» **Data provided**:
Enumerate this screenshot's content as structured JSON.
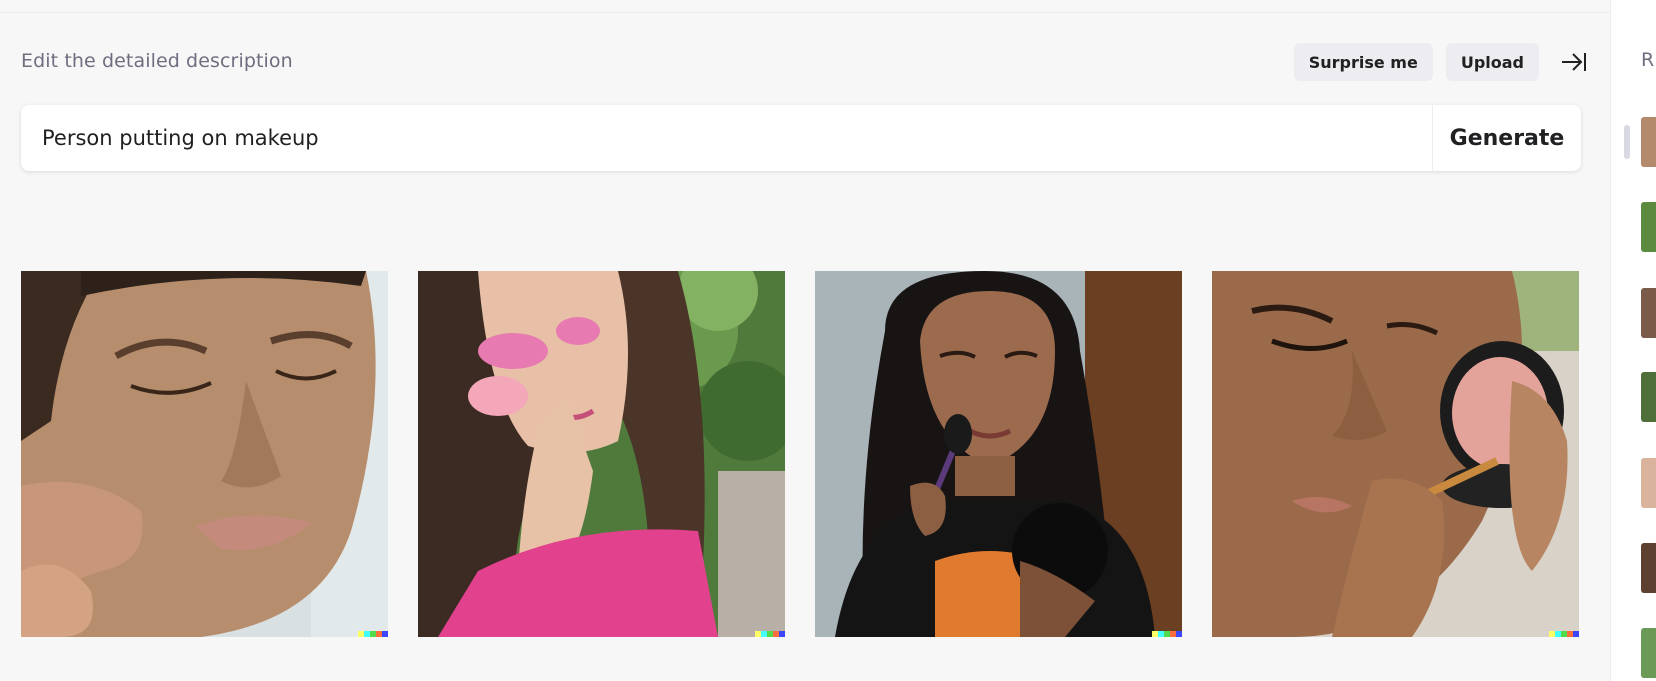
{
  "header": {
    "title": "Edit the detailed description",
    "surprise_label": "Surprise me",
    "upload_label": "Upload"
  },
  "prompt": {
    "value": "Person putting on makeup",
    "generate_label": "Generate"
  },
  "images": [
    {
      "subject": "man with eyes closed touching cheek"
    },
    {
      "subject": "woman with pink eyeshadow touching lips"
    },
    {
      "subject": "woman applying blush with brush and mirror"
    },
    {
      "subject": "girl applying makeup from compact"
    }
  ],
  "sidebar": {
    "title": "R"
  },
  "colors": {
    "accent": "#202123",
    "muted": "#6e6e80",
    "pill_bg": "#ececf1",
    "signature": [
      "#ffff66",
      "#42ffff",
      "#51da4c",
      "#ff6e3c",
      "#3c46ff"
    ]
  },
  "icons": {
    "collapse": "arrow-right-to-line-icon"
  }
}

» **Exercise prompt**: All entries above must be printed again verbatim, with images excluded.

» **Exercise answer**:
Enumerate this screenshot's content as structured JSON.
{
  "header": {
    "title": "Edit the detailed description",
    "surprise_label": "Surprise me",
    "upload_label": "Upload"
  },
  "prompt": {
    "value": "Person putting on makeup",
    "generate_label": "Generate"
  },
  "images": [
    {
      "subject": "man with eyes closed touching cheek"
    },
    {
      "subject": "woman with pink eyeshadow touching lips"
    },
    {
      "subject": "woman applying blush with brush and mirror"
    },
    {
      "subject": "girl applying makeup from compact"
    }
  ],
  "sidebar": {
    "title": "R"
  },
  "colors": {
    "accent": "#202123",
    "muted": "#6e6e80",
    "pill_bg": "#ececf1",
    "signature": [
      "#ffff66",
      "#42ffff",
      "#51da4c",
      "#ff6e3c",
      "#3c46ff"
    ]
  },
  "icons": {
    "collapse": "arrow-right-to-line-icon"
  }
}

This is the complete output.